The problem: Word for word, copy out the entries below, but not the pictures in them.
+ + + + +
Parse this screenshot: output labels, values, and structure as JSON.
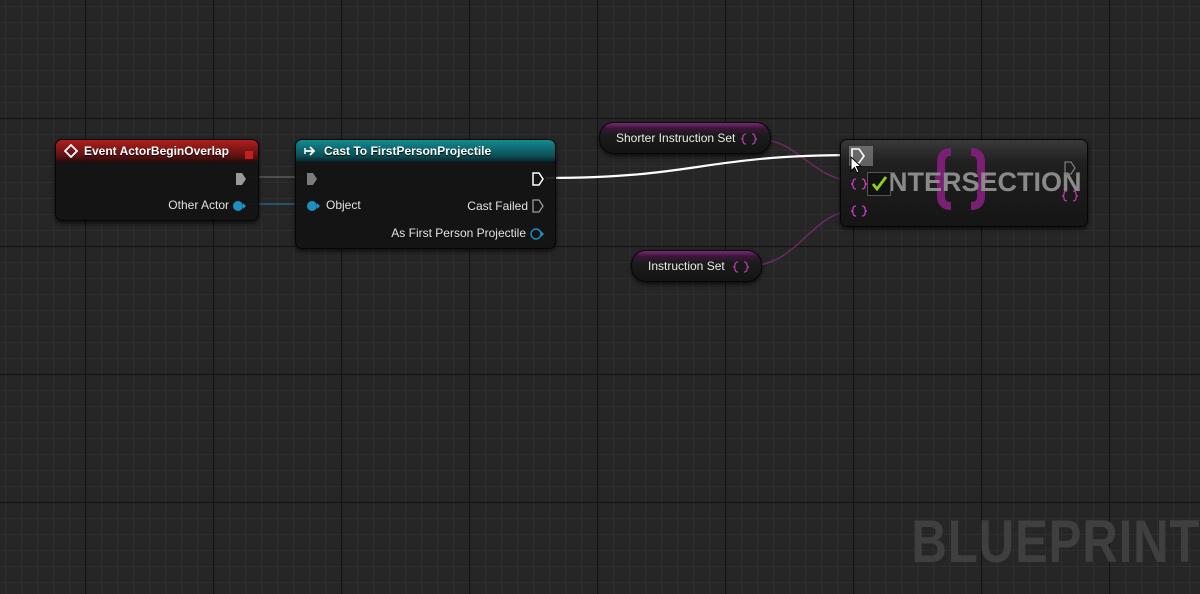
{
  "nodes": {
    "event_overlap": {
      "title": "Event ActorBeginOverlap",
      "pin_other_actor": "Other Actor"
    },
    "cast_node": {
      "title": "Cast To FirstPersonProjectile",
      "pin_object": "Object",
      "pin_cast_failed": "Cast Failed",
      "pin_as_projectile": "As First Person Projectile"
    },
    "var_shorter": {
      "label": "Shorter Instruction Set"
    },
    "var_instruction": {
      "label": "Instruction Set"
    },
    "intersection": {
      "title": "NTERSECTION",
      "checkbox_checked": true
    }
  },
  "watermark": "BLUEPRINT",
  "colors": {
    "event_header": "#b21e1e",
    "cast_header": "#138a92",
    "set_pin": "#c93bc0",
    "object_pin": "#1f8fbd",
    "exec_wire": "#ffffff",
    "check": "#8fd11f"
  },
  "icons": [
    "event-diamond-icon",
    "cast-arrow-icon",
    "exec-pin-icon",
    "object-pin-icon",
    "set-pin-icon",
    "checkmark-icon",
    "mouse-cursor-icon"
  ]
}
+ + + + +
Solution to this problem:
Parse this screenshot: output labels, values, and structure as JSON.
{
  "nodes": {
    "event_overlap": {
      "title": "Event ActorBeginOverlap",
      "pin_other_actor": "Other Actor"
    },
    "cast_node": {
      "title": "Cast To FirstPersonProjectile",
      "pin_object": "Object",
      "pin_cast_failed": "Cast Failed",
      "pin_as_projectile": "As First Person Projectile"
    },
    "var_shorter": {
      "label": "Shorter Instruction Set"
    },
    "var_instruction": {
      "label": "Instruction Set"
    },
    "intersection": {
      "title": "NTERSECTION",
      "checkbox_checked": true
    }
  },
  "watermark": "BLUEPRINT",
  "colors": {
    "event_header": "#b21e1e",
    "cast_header": "#138a92",
    "set_pin": "#c93bc0",
    "object_pin": "#1f8fbd",
    "exec_wire": "#ffffff",
    "check": "#8fd11f"
  },
  "icons": [
    "event-diamond-icon",
    "cast-arrow-icon",
    "exec-pin-icon",
    "object-pin-icon",
    "set-pin-icon",
    "checkmark-icon",
    "mouse-cursor-icon"
  ]
}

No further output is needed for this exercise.